The data →
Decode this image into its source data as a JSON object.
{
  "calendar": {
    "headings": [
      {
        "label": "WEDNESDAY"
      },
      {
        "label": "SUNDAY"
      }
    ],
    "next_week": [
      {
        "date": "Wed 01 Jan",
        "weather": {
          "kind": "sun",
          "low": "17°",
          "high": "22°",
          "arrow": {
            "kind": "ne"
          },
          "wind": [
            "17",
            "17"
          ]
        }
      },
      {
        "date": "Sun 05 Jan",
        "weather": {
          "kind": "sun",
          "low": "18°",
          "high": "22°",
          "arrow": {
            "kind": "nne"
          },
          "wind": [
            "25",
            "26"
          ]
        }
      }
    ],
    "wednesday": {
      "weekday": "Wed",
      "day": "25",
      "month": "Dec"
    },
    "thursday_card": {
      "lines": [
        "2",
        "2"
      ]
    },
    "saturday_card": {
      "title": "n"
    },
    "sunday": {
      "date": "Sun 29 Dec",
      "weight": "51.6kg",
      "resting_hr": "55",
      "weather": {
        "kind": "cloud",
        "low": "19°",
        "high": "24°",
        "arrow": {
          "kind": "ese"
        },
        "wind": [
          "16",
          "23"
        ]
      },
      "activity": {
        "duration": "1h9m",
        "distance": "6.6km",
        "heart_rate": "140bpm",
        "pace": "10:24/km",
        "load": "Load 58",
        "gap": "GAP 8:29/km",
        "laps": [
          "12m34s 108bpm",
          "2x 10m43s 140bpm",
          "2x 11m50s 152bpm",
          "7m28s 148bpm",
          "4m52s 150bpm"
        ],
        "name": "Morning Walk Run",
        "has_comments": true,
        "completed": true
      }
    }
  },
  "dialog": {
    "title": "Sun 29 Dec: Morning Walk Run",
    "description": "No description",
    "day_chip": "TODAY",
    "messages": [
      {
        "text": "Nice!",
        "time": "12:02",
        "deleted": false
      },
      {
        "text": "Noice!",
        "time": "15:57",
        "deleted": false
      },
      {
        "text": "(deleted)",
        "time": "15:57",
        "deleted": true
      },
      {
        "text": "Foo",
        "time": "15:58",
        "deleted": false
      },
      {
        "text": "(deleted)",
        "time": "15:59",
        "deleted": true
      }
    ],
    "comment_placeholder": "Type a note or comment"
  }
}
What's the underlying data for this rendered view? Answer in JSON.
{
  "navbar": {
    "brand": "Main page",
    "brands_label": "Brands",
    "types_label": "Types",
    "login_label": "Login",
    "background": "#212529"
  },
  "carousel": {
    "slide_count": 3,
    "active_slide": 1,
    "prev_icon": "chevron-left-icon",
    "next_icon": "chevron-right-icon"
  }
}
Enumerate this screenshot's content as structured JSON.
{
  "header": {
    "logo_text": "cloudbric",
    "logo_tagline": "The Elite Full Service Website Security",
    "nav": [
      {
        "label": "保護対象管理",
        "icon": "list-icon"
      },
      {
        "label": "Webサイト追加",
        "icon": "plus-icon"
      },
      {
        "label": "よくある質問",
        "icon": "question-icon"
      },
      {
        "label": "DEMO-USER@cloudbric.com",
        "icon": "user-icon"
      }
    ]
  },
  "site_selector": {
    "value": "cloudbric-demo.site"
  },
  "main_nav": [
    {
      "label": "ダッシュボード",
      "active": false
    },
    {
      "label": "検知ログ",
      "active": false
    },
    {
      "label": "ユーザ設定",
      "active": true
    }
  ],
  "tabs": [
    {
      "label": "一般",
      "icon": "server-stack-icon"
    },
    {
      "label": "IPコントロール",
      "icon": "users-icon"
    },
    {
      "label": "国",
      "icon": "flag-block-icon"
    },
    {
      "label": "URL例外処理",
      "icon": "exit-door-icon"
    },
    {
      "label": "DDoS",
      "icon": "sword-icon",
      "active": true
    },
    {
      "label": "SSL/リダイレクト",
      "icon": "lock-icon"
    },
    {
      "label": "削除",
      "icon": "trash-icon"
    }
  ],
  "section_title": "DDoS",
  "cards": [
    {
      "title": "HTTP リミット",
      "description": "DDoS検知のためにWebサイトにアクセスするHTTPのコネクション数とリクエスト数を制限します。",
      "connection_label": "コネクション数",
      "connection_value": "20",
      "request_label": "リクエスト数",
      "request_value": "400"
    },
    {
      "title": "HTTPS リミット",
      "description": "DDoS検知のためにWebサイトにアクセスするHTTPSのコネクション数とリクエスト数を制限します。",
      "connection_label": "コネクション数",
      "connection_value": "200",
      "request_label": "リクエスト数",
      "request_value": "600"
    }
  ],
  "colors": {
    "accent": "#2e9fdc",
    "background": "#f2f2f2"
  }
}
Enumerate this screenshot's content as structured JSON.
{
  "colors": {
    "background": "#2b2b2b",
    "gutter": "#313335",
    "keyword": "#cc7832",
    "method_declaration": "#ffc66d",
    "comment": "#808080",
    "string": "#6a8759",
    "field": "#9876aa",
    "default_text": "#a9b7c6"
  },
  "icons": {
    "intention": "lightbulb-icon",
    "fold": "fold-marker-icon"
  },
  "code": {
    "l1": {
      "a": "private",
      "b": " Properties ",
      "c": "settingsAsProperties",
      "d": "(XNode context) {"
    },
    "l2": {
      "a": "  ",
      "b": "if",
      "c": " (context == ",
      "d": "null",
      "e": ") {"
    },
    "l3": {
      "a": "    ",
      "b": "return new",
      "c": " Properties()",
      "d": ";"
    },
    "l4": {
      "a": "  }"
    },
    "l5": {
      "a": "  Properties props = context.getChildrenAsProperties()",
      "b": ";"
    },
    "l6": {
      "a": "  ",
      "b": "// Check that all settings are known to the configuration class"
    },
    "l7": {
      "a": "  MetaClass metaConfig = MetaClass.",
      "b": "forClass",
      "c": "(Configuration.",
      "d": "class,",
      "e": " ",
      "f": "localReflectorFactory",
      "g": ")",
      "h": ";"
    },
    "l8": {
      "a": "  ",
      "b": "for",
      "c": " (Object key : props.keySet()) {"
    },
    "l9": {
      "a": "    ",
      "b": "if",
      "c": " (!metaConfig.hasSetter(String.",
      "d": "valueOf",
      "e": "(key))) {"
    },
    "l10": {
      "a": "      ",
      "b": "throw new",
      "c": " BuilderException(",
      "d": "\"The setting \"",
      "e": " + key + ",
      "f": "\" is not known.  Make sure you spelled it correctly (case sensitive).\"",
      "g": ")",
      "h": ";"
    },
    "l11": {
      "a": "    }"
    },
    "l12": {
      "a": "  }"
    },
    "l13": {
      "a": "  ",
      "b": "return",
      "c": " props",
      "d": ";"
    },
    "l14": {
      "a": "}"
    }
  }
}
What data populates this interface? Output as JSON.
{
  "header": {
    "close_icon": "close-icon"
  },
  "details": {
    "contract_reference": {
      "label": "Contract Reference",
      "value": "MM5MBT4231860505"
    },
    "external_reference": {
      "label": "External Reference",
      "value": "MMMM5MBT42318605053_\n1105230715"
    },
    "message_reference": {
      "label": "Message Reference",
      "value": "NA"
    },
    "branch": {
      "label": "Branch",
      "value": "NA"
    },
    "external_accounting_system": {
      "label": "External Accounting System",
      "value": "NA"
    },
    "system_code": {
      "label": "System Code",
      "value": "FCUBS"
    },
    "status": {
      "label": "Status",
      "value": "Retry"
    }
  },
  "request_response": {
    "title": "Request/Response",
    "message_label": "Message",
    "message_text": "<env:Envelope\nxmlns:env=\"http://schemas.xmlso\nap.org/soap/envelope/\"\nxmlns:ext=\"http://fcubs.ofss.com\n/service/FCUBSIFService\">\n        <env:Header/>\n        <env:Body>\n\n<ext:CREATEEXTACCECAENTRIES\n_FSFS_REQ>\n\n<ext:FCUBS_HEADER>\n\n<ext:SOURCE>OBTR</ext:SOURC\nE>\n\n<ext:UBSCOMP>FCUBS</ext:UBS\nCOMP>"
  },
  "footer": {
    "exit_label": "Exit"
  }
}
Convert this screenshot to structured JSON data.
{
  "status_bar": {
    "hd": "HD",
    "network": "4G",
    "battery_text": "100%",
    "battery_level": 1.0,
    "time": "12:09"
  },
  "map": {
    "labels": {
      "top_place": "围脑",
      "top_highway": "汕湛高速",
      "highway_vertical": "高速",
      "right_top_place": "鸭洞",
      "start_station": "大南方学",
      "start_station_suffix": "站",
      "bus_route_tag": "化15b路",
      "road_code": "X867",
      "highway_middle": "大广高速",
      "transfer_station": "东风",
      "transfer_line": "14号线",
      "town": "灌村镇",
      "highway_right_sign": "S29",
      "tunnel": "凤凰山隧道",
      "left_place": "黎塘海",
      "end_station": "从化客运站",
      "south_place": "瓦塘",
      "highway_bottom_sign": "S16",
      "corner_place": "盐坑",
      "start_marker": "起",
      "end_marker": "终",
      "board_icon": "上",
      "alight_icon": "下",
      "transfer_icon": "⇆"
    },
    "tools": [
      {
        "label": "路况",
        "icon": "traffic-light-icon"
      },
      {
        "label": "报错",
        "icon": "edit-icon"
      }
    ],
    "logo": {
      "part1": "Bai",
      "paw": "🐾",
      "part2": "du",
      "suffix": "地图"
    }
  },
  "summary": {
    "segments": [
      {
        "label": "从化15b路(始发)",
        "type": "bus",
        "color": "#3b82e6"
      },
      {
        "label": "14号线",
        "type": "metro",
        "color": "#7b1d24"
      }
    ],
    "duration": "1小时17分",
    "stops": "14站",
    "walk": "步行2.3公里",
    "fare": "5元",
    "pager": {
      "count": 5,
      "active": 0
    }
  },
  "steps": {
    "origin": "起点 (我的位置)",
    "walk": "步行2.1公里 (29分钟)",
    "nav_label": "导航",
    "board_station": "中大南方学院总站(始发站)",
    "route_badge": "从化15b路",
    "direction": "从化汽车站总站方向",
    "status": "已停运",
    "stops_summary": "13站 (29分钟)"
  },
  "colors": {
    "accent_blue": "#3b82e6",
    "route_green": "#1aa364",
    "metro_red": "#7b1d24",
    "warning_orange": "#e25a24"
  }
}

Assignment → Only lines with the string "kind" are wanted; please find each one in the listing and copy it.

Exercise solution →
          "kind": "sun",
            "kind": "ne"
          "kind": "sun",
            "kind": "nne"
        "kind": "cloud",
          "kind": "ese"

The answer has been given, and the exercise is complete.